- thanks for organizing toilets and lighting, thanks for bringing extra canopies and boxes and boxes of essential gear. 

- thanks for publishing entry forms, processing entries and banking monies, tracking interest in classes and offering an extra class by request of the race goers. 

- thanks for spending time together prior to the race to organize all the bibs, pack and label a show bag for each competitor, with a catalogue, dog biscuits, lollies, rubbish bags, toilet paper, tea bags and other "little luxuries" to cheer us all along. 

- thanks for taking time off work and getting to the race site to set up before all the competitors arrived on the weekend.

- thank you for driving at least an extra 100kms after arriving, for hammering dozens of marker stakes and star pickets into the trails, for chain sawing fallen trees and all the other physical hard yakka that goes into setting trails. 

- thank you for asking family members and friends to go and sit out on the trails as corner marshals, track checkers and timers, ready to help in case of emergency, in the cold and the dark. 

- thank you for choosing an awesome Race Marshall, who is passionate about the sport but calm and diplomatic when there are incidents or disputes. Special thanks to the great women who take on this job, serving as role models to our kids that women are highly respected and capable of great authority in our sport.

- thank you for running Drivers' meetings, straining your voices to be heard in the open air, while competitors whisper and gossip and then ask for information to be repeated. (My day job makes me especially appreciative of that one!) 

- thank you for giving up time with your own families and own dogs, back at your campsite, while you stand for hours in the chutes, and then run off to calculate times while everyone else gets to relax.

Most of the above, and more, are done by every RGO, and so many of them do it happily and without complaining. Newbies like me often don't realize how much hard work goes into a race, because these experienced guys make it look easy. It's not. It's exhausting, time consuming and too often, thankless.

But this weekend, the Goldseekers Committee are owed special thanks from all of us. Last night, one of the biggest disasters that can befall a musher happened to one of the guys competing in the eight dog class - two of his dogs came loose from the tug lines that attach them to the rest of the team, and charged off into the darkness. The Goldseekers Committee and volunteers immediately launched a search effort. For many hours they walk, rode and drove backwards and forwards across the state forest and surrounds, looking for the dogs. Some might say that it's not the committee's responsibility to hunt for dogs that don't belong to them, but that wasn't even a question that occurred to these folks. On a weekend where they were already tired, cold and ridiculously busy, they gave up many hours of rest and sleep.
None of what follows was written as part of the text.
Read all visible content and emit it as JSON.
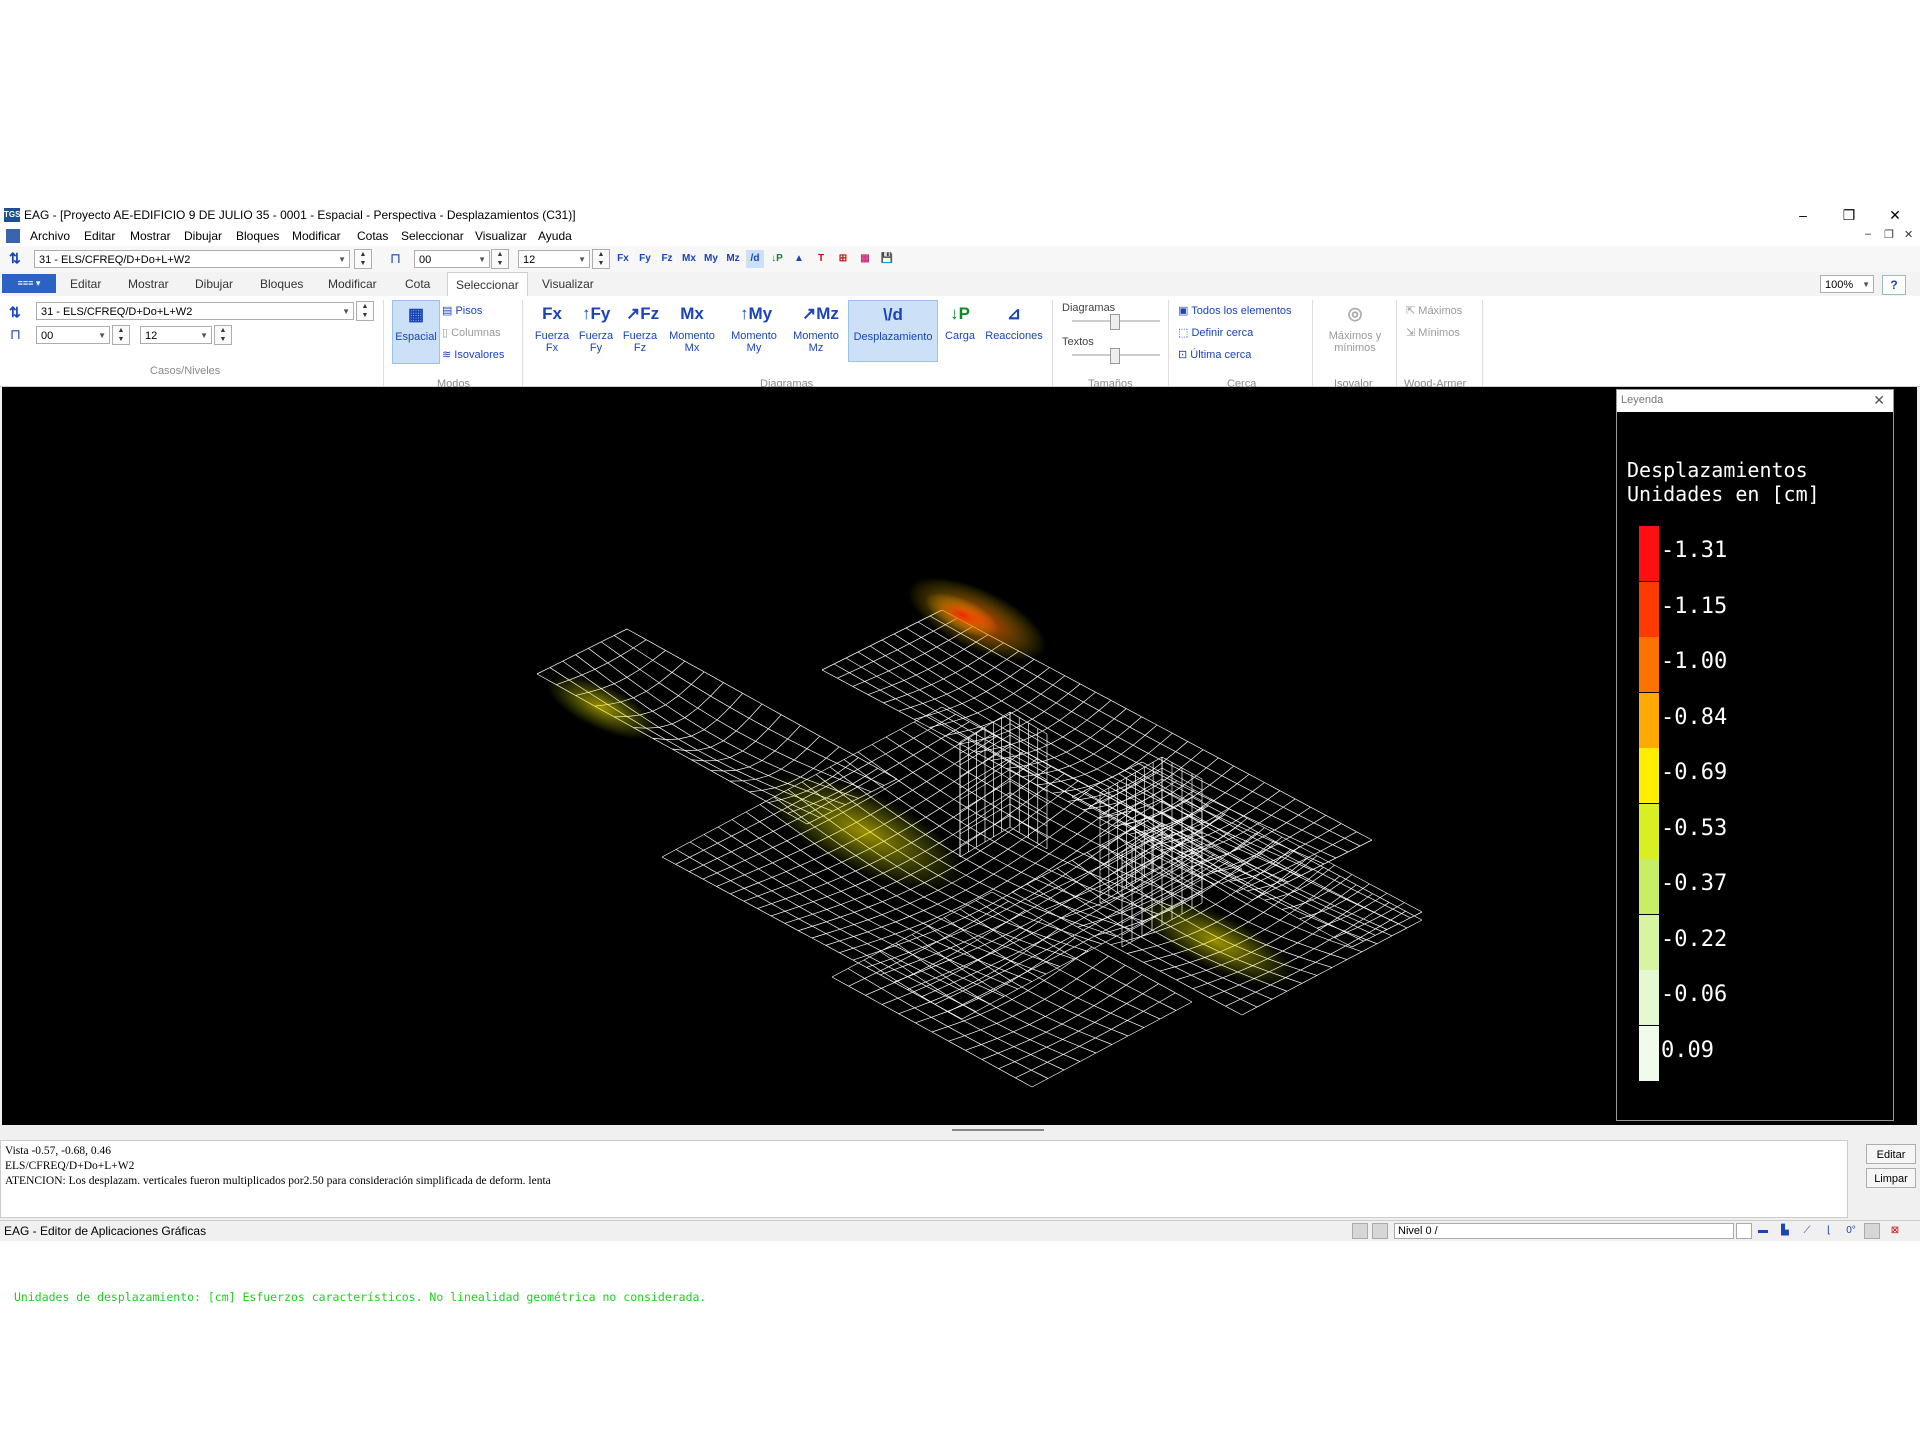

So far, the dogs have not been found, despite hopes that they might see or hear the other teams running this morning, and follow another team back to camp. 

Looking at the committee running racing, pee wee events and presentations today, most of us wouldn't have known how tired they were. Seriously sleep deprived, worried for the missing dogs, concerned for distressed dog owners, they nonetheless continued in a thoroughly professional fashion, emphasizing the positives and congratulating achievements. 

RGOs are the backbone of sled dog racing in Australia (and probably in many other places too). We owe them a massive debt of gratitude. Until every newbie has "done time" on a committee, they can only underestimate the amount of work that goes into hosting an event like this. I sincerely hope that the experienced folks will encourage newbie participation and educate a new generation of mushers on how to run an event, just as they train us on how to run our dogs.